Items from an interface collection
....

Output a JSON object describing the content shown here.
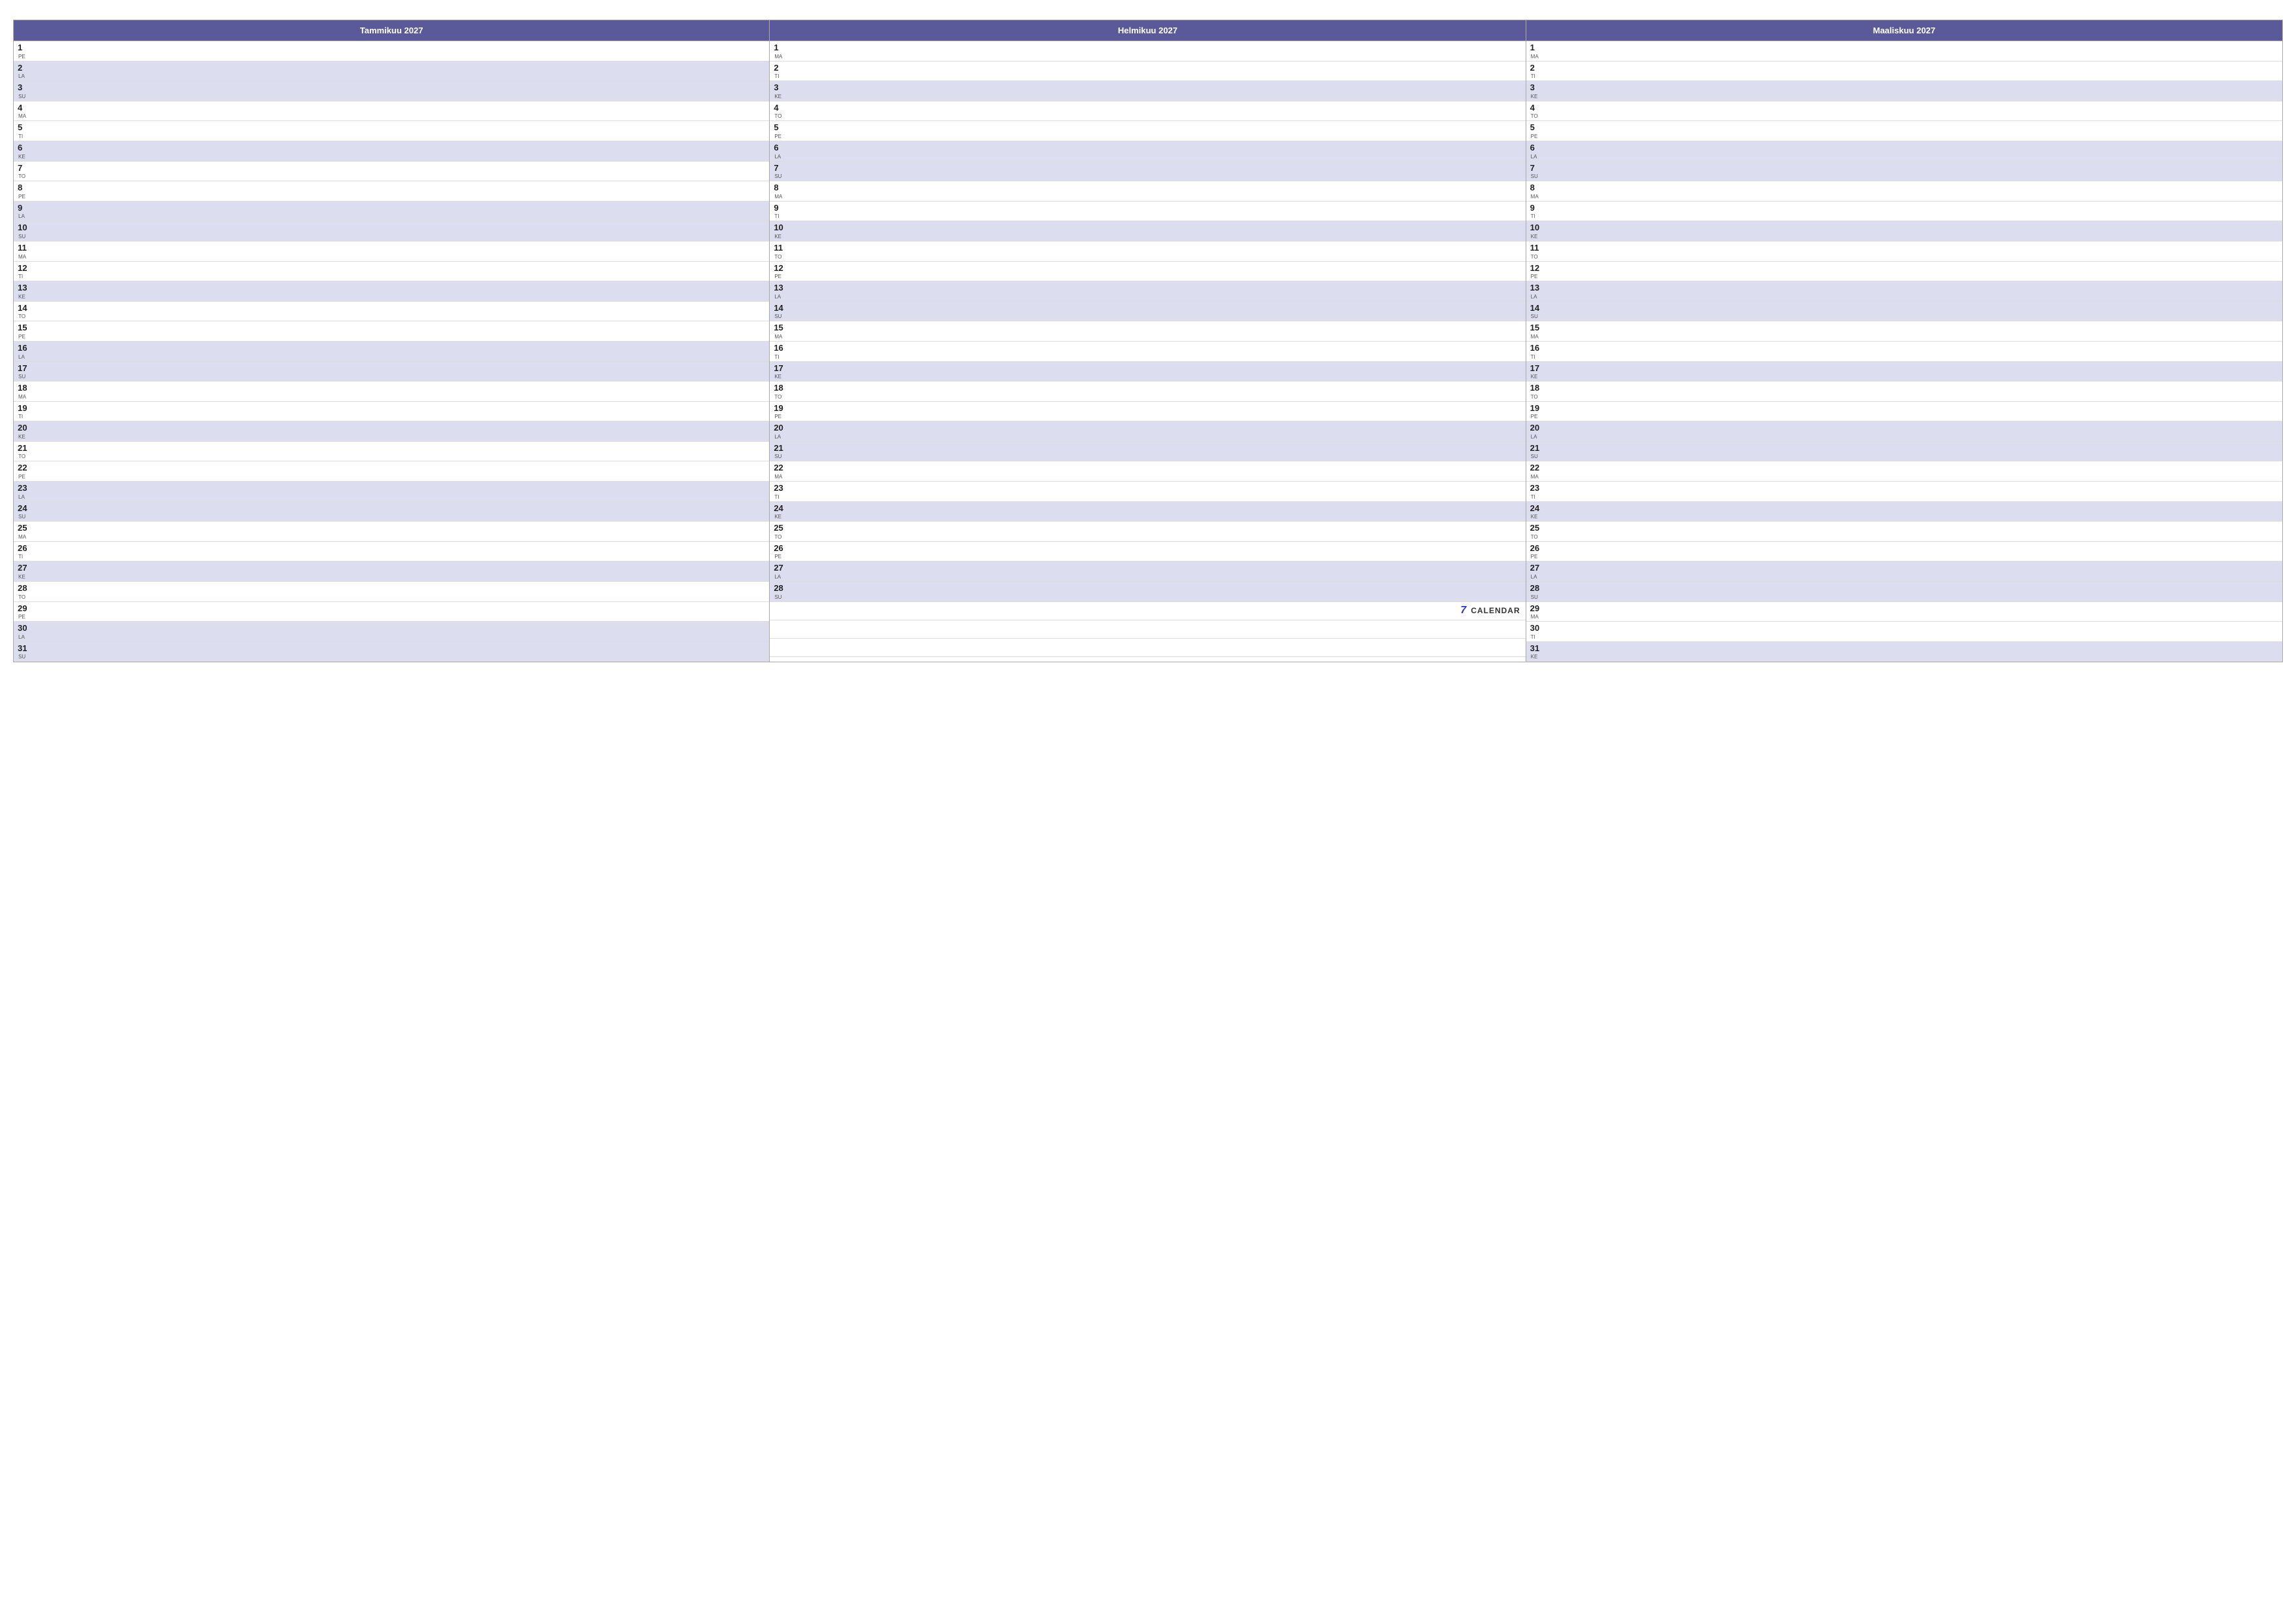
{
  "months": [
    {
      "name": "Tammikuu 2027",
      "days": [
        {
          "num": "1",
          "name": "PE",
          "weekend": false
        },
        {
          "num": "2",
          "name": "LA",
          "weekend": true
        },
        {
          "num": "3",
          "name": "SU",
          "weekend": true
        },
        {
          "num": "4",
          "name": "MA",
          "weekend": false
        },
        {
          "num": "5",
          "name": "TI",
          "weekend": false
        },
        {
          "num": "6",
          "name": "KE",
          "weekend": true
        },
        {
          "num": "7",
          "name": "TO",
          "weekend": false
        },
        {
          "num": "8",
          "name": "PE",
          "weekend": false
        },
        {
          "num": "9",
          "name": "LA",
          "weekend": true
        },
        {
          "num": "10",
          "name": "SU",
          "weekend": true
        },
        {
          "num": "11",
          "name": "MA",
          "weekend": false
        },
        {
          "num": "12",
          "name": "TI",
          "weekend": false
        },
        {
          "num": "13",
          "name": "KE",
          "weekend": true
        },
        {
          "num": "14",
          "name": "TO",
          "weekend": false
        },
        {
          "num": "15",
          "name": "PE",
          "weekend": false
        },
        {
          "num": "16",
          "name": "LA",
          "weekend": true
        },
        {
          "num": "17",
          "name": "SU",
          "weekend": true
        },
        {
          "num": "18",
          "name": "MA",
          "weekend": false
        },
        {
          "num": "19",
          "name": "TI",
          "weekend": false
        },
        {
          "num": "20",
          "name": "KE",
          "weekend": true
        },
        {
          "num": "21",
          "name": "TO",
          "weekend": false
        },
        {
          "num": "22",
          "name": "PE",
          "weekend": false
        },
        {
          "num": "23",
          "name": "LA",
          "weekend": true
        },
        {
          "num": "24",
          "name": "SU",
          "weekend": true
        },
        {
          "num": "25",
          "name": "MA",
          "weekend": false
        },
        {
          "num": "26",
          "name": "TI",
          "weekend": false
        },
        {
          "num": "27",
          "name": "KE",
          "weekend": true
        },
        {
          "num": "28",
          "name": "TO",
          "weekend": false
        },
        {
          "num": "29",
          "name": "PE",
          "weekend": false
        },
        {
          "num": "30",
          "name": "LA",
          "weekend": true
        },
        {
          "num": "31",
          "name": "SU",
          "weekend": true
        }
      ]
    },
    {
      "name": "Helmikuu 2027",
      "days": [
        {
          "num": "1",
          "name": "MA",
          "weekend": false
        },
        {
          "num": "2",
          "name": "TI",
          "weekend": false
        },
        {
          "num": "3",
          "name": "KE",
          "weekend": true
        },
        {
          "num": "4",
          "name": "TO",
          "weekend": false
        },
        {
          "num": "5",
          "name": "PE",
          "weekend": false
        },
        {
          "num": "6",
          "name": "LA",
          "weekend": true
        },
        {
          "num": "7",
          "name": "SU",
          "weekend": true
        },
        {
          "num": "8",
          "name": "MA",
          "weekend": false
        },
        {
          "num": "9",
          "name": "TI",
          "weekend": false
        },
        {
          "num": "10",
          "name": "KE",
          "weekend": true
        },
        {
          "num": "11",
          "name": "TO",
          "weekend": false
        },
        {
          "num": "12",
          "name": "PE",
          "weekend": false
        },
        {
          "num": "13",
          "name": "LA",
          "weekend": true
        },
        {
          "num": "14",
          "name": "SU",
          "weekend": true
        },
        {
          "num": "15",
          "name": "MA",
          "weekend": false
        },
        {
          "num": "16",
          "name": "TI",
          "weekend": false
        },
        {
          "num": "17",
          "name": "KE",
          "weekend": true
        },
        {
          "num": "18",
          "name": "TO",
          "weekend": false
        },
        {
          "num": "19",
          "name": "PE",
          "weekend": false
        },
        {
          "num": "20",
          "name": "LA",
          "weekend": true
        },
        {
          "num": "21",
          "name": "SU",
          "weekend": true
        },
        {
          "num": "22",
          "name": "MA",
          "weekend": false
        },
        {
          "num": "23",
          "name": "TI",
          "weekend": false
        },
        {
          "num": "24",
          "name": "KE",
          "weekend": true
        },
        {
          "num": "25",
          "name": "TO",
          "weekend": false
        },
        {
          "num": "26",
          "name": "PE",
          "weekend": false
        },
        {
          "num": "27",
          "name": "LA",
          "weekend": true
        },
        {
          "num": "28",
          "name": "SU",
          "weekend": true
        }
      ],
      "showLogo": true,
      "logoAfterDay": 28
    },
    {
      "name": "Maaliskuu 2027",
      "days": [
        {
          "num": "1",
          "name": "MA",
          "weekend": false
        },
        {
          "num": "2",
          "name": "TI",
          "weekend": false
        },
        {
          "num": "3",
          "name": "KE",
          "weekend": true
        },
        {
          "num": "4",
          "name": "TO",
          "weekend": false
        },
        {
          "num": "5",
          "name": "PE",
          "weekend": false
        },
        {
          "num": "6",
          "name": "LA",
          "weekend": true
        },
        {
          "num": "7",
          "name": "SU",
          "weekend": true
        },
        {
          "num": "8",
          "name": "MA",
          "weekend": false
        },
        {
          "num": "9",
          "name": "TI",
          "weekend": false
        },
        {
          "num": "10",
          "name": "KE",
          "weekend": true
        },
        {
          "num": "11",
          "name": "TO",
          "weekend": false
        },
        {
          "num": "12",
          "name": "PE",
          "weekend": false
        },
        {
          "num": "13",
          "name": "LA",
          "weekend": true
        },
        {
          "num": "14",
          "name": "SU",
          "weekend": true
        },
        {
          "num": "15",
          "name": "MA",
          "weekend": false
        },
        {
          "num": "16",
          "name": "TI",
          "weekend": false
        },
        {
          "num": "17",
          "name": "KE",
          "weekend": true
        },
        {
          "num": "18",
          "name": "TO",
          "weekend": false
        },
        {
          "num": "19",
          "name": "PE",
          "weekend": false
        },
        {
          "num": "20",
          "name": "LA",
          "weekend": true
        },
        {
          "num": "21",
          "name": "SU",
          "weekend": true
        },
        {
          "num": "22",
          "name": "MA",
          "weekend": false
        },
        {
          "num": "23",
          "name": "TI",
          "weekend": false
        },
        {
          "num": "24",
          "name": "KE",
          "weekend": true
        },
        {
          "num": "25",
          "name": "TO",
          "weekend": false
        },
        {
          "num": "26",
          "name": "PE",
          "weekend": false
        },
        {
          "num": "27",
          "name": "LA",
          "weekend": true
        },
        {
          "num": "28",
          "name": "SU",
          "weekend": true
        },
        {
          "num": "29",
          "name": "MA",
          "weekend": false
        },
        {
          "num": "30",
          "name": "TI",
          "weekend": false
        },
        {
          "num": "31",
          "name": "KE",
          "weekend": true
        }
      ]
    }
  ],
  "logo": {
    "icon": "7",
    "text": "CALENDAR"
  }
}
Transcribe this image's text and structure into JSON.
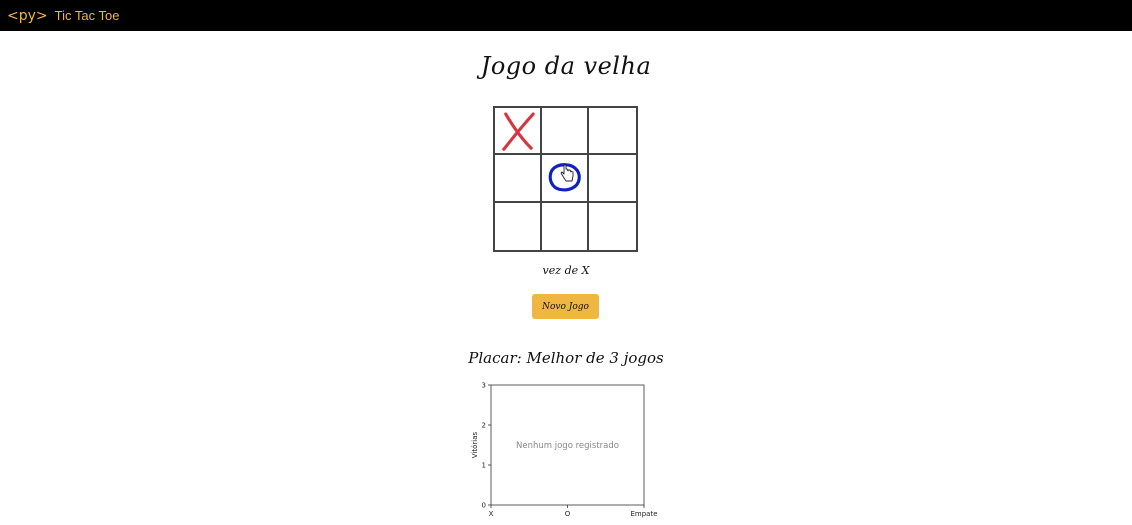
{
  "app": {
    "logo": "<py>",
    "title": "Tic Tac Toe"
  },
  "page_title": "Jogo da velha",
  "board": {
    "cells": [
      "X",
      "",
      "",
      "",
      "O",
      "",
      "",
      "",
      ""
    ]
  },
  "colors": {
    "x_mark": "#d4373f",
    "o_mark": "#1020c0",
    "button": "#f0b642"
  },
  "turn_text": "vez de X",
  "new_game_label": "Novo Jogo",
  "score_title": "Placar: Melhor de 3 jogos",
  "chart_data": {
    "type": "bar",
    "categories": [
      "X",
      "O",
      "Empate"
    ],
    "values": [
      0,
      0,
      0
    ],
    "ylabel": "Vitórias",
    "xlabel": "",
    "ylim": [
      0,
      3
    ],
    "yticks": [
      0,
      1,
      2,
      3
    ],
    "empty_message": "Nenhum jogo registrado"
  }
}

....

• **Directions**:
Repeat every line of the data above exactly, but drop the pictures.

• **Finished exercise**:
Output a JSON object describing the content shown here.
{
  "months": [
    {
      "name": "Tammikuu 2027",
      "days": [
        {
          "num": "1",
          "name": "PE",
          "weekend": false
        },
        {
          "num": "2",
          "name": "LA",
          "weekend": true
        },
        {
          "num": "3",
          "name": "SU",
          "weekend": true
        },
        {
          "num": "4",
          "name": "MA",
          "weekend": false
        },
        {
          "num": "5",
          "name": "TI",
          "weekend": false
        },
        {
          "num": "6",
          "name": "KE",
          "weekend": true
        },
        {
          "num": "7",
          "name": "TO",
          "weekend": false
        },
        {
          "num": "8",
          "name": "PE",
          "weekend": false
        },
        {
          "num": "9",
          "name": "LA",
          "weekend": true
        },
        {
          "num": "10",
          "name": "SU",
          "weekend": true
        },
        {
          "num": "11",
          "name": "MA",
          "weekend": false
        },
        {
          "num": "12",
          "name": "TI",
          "weekend": false
        },
        {
          "num": "13",
          "name": "KE",
          "weekend": true
        },
        {
          "num": "14",
          "name": "TO",
          "weekend": false
        },
        {
          "num": "15",
          "name": "PE",
          "weekend": false
        },
        {
          "num": "16",
          "name": "LA",
          "weekend": true
        },
        {
          "num": "17",
          "name": "SU",
          "weekend": true
        },
        {
          "num": "18",
          "name": "MA",
          "weekend": false
        },
        {
          "num": "19",
          "name": "TI",
          "weekend": false
        },
        {
          "num": "20",
          "name": "KE",
          "weekend": true
        },
        {
          "num": "21",
          "name": "TO",
          "weekend": false
        },
        {
          "num": "22",
          "name": "PE",
          "weekend": false
        },
        {
          "num": "23",
          "name": "LA",
          "weekend": true
        },
        {
          "num": "24",
          "name": "SU",
          "weekend": true
        },
        {
          "num": "25",
          "name": "MA",
          "weekend": false
        },
        {
          "num": "26",
          "name": "TI",
          "weekend": false
        },
        {
          "num": "27",
          "name": "KE",
          "weekend": true
        },
        {
          "num": "28",
          "name": "TO",
          "weekend": false
        },
        {
          "num": "29",
          "name": "PE",
          "weekend": false
        },
        {
          "num": "30",
          "name": "LA",
          "weekend": true
        },
        {
          "num": "31",
          "name": "SU",
          "weekend": true
        }
      ]
    },
    {
      "name": "Helmikuu 2027",
      "days": [
        {
          "num": "1",
          "name": "MA",
          "weekend": false
        },
        {
          "num": "2",
          "name": "TI",
          "weekend": false
        },
        {
          "num": "3",
          "name": "KE",
          "weekend": true
        },
        {
          "num": "4",
          "name": "TO",
          "weekend": false
        },
        {
          "num": "5",
          "name": "PE",
          "weekend": false
        },
        {
          "num": "6",
          "name": "LA",
          "weekend": true
        },
        {
          "num": "7",
          "name": "SU",
          "weekend": true
        },
        {
          "num": "8",
          "name": "MA",
          "weekend": false
        },
        {
          "num": "9",
          "name": "TI",
          "weekend": false
        },
        {
          "num": "10",
          "name": "KE",
          "weekend": true
        },
        {
          "num": "11",
          "name": "TO",
          "weekend": false
        },
        {
          "num": "12",
          "name": "PE",
          "weekend": false
        },
        {
          "num": "13",
          "name": "LA",
          "weekend": true
        },
        {
          "num": "14",
          "name": "SU",
          "weekend": true
        },
        {
          "num": "15",
          "name": "MA",
          "weekend": false
        },
        {
          "num": "16",
          "name": "TI",
          "weekend": false
        },
        {
          "num": "17",
          "name": "KE",
          "weekend": true
        },
        {
          "num": "18",
          "name": "TO",
          "weekend": false
        },
        {
          "num": "19",
          "name": "PE",
          "weekend": false
        },
        {
          "num": "20",
          "name": "LA",
          "weekend": true
        },
        {
          "num": "21",
          "name": "SU",
          "weekend": true
        },
        {
          "num": "22",
          "name": "MA",
          "weekend": false
        },
        {
          "num": "23",
          "name": "TI",
          "weekend": false
        },
        {
          "num": "24",
          "name": "KE",
          "weekend": true
        },
        {
          "num": "25",
          "name": "TO",
          "weekend": false
        },
        {
          "num": "26",
          "name": "PE",
          "weekend": false
        },
        {
          "num": "27",
          "name": "LA",
          "weekend": true
        },
        {
          "num": "28",
          "name": "SU",
          "weekend": true
        }
      ],
      "showLogo": true,
      "logoAfterDay": 28
    },
    {
      "name": "Maaliskuu 2027",
      "days": [
        {
          "num": "1",
          "name": "MA",
          "weekend": false
        },
        {
          "num": "2",
          "name": "TI",
          "weekend": false
        },
        {
          "num": "3",
          "name": "KE",
          "weekend": true
        },
        {
          "num": "4",
          "name": "TO",
          "weekend": false
        },
        {
          "num": "5",
          "name": "PE",
          "weekend": false
        },
        {
          "num": "6",
          "name": "LA",
          "weekend": true
        },
        {
          "num": "7",
          "name": "SU",
          "weekend": true
        },
        {
          "num": "8",
          "name": "MA",
          "weekend": false
        },
        {
          "num": "9",
          "name": "TI",
          "weekend": false
        },
        {
          "num": "10",
          "name": "KE",
          "weekend": true
        },
        {
          "num": "11",
          "name": "TO",
          "weekend": false
        },
        {
          "num": "12",
          "name": "PE",
          "weekend": false
        },
        {
          "num": "13",
          "name": "LA",
          "weekend": true
        },
        {
          "num": "14",
          "name": "SU",
          "weekend": true
        },
        {
          "num": "15",
          "name": "MA",
          "weekend": false
        },
        {
          "num": "16",
          "name": "TI",
          "weekend": false
        },
        {
          "num": "17",
          "name": "KE",
          "weekend": true
        },
        {
          "num": "18",
          "name": "TO",
          "weekend": false
        },
        {
          "num": "19",
          "name": "PE",
          "weekend": false
        },
        {
          "num": "20",
          "name": "LA",
          "weekend": true
        },
        {
          "num": "21",
          "name": "SU",
          "weekend": true
        },
        {
          "num": "22",
          "name": "MA",
          "weekend": false
        },
        {
          "num": "23",
          "name": "TI",
          "weekend": false
        },
        {
          "num": "24",
          "name": "KE",
          "weekend": true
        },
        {
          "num": "25",
          "name": "TO",
          "weekend": false
        },
        {
          "num": "26",
          "name": "PE",
          "weekend": false
        },
        {
          "num": "27",
          "name": "LA",
          "weekend": true
        },
        {
          "num": "28",
          "name": "SU",
          "weekend": true
        },
        {
          "num": "29",
          "name": "MA",
          "weekend": false
        },
        {
          "num": "30",
          "name": "TI",
          "weekend": false
        },
        {
          "num": "31",
          "name": "KE",
          "weekend": true
        }
      ]
    }
  ],
  "logo": {
    "icon": "7",
    "text": "CALENDAR"
  }
}
Transcribe this image's text and structure into JSON.
{
  "app": {
    "logo": "<py>",
    "title": "Tic Tac Toe"
  },
  "page_title": "Jogo da velha",
  "board": {
    "cells": [
      "X",
      "",
      "",
      "",
      "O",
      "",
      "",
      "",
      ""
    ]
  },
  "colors": {
    "x_mark": "#d4373f",
    "o_mark": "#1020c0",
    "button": "#f0b642"
  },
  "turn_text": "vez de X",
  "new_game_label": "Novo Jogo",
  "score_title": "Placar: Melhor de 3 jogos",
  "chart_data": {
    "type": "bar",
    "categories": [
      "X",
      "O",
      "Empate"
    ],
    "values": [
      0,
      0,
      0
    ],
    "ylabel": "Vitórias",
    "xlabel": "",
    "ylim": [
      0,
      3
    ],
    "yticks": [
      0,
      1,
      2,
      3
    ],
    "empty_message": "Nenhum jogo registrado"
  }
}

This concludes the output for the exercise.